Do please pop across to read my review on Shiny New Books here, and you can read the announcement about it winning the Wolfson History Prize here.

Thank you again to the Wolfson Prize people and Midas PR for providing me with a digital copy to read in return for an honest review.

When I review a book for Shiny New Books, I don’t always review it here, too, although my kind editors never mind if I do. I have another review in Shiny today that you haven’t read about first on here, this time for a rather different book, “Home Computers: 100 Icons that Defined a Digital Generation” by Alex Wiltshire and John Short. We read about 100 computers used in offices as well as the home, but mainly the home:

While the first two are early kits, the rest are machines you could buy and take home, dated from the 1960s to the early 1990s, with one leap forward to compare the design features of the Apple iMac with the sometimes highly utilitarian beige boxes that came before it. Each computer has at least one double-page spread, with details of the manufacturer, date, country of origin and some technical information, lovely colour photos and text explaining the machine and its inventors/designers. Some major pieces like the Spectrum have a larger section, and there are also great photos of the handbooks and ephemeral pieces that came with the machines, which can give a thrill of recognition after all these years.

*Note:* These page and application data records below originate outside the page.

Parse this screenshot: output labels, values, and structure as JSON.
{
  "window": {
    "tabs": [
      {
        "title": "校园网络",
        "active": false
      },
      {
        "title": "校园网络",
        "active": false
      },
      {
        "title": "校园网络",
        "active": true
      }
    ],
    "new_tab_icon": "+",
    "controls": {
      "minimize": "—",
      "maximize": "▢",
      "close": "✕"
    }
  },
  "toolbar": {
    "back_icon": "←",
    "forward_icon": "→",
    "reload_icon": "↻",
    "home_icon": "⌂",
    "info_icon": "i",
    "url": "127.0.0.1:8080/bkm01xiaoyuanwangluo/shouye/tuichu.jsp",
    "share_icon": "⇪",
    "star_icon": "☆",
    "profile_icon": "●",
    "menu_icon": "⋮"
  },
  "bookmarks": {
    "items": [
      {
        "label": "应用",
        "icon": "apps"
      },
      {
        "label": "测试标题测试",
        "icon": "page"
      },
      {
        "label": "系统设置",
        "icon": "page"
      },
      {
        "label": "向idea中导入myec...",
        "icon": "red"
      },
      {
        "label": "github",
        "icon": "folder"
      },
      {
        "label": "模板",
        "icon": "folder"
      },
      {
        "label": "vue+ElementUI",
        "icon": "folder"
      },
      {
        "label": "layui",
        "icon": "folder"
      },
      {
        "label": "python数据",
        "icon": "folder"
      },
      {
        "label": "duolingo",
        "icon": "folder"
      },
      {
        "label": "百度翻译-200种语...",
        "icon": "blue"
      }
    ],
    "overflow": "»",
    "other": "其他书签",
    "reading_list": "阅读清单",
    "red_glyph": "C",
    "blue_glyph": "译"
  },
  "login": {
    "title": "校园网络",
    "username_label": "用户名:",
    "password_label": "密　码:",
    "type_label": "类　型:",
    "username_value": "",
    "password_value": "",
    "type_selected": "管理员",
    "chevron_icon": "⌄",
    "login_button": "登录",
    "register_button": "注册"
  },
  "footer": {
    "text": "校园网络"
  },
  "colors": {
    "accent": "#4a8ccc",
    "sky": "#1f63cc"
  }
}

As you might gather from the end of the review on Shiny New Books (which you can read here), my husband Matthew has been reading it too and has got more and different things out of it than I do, as he knows many more of the computers.

Thank you to Thames & Hudson for sending me this book in return for an honest review.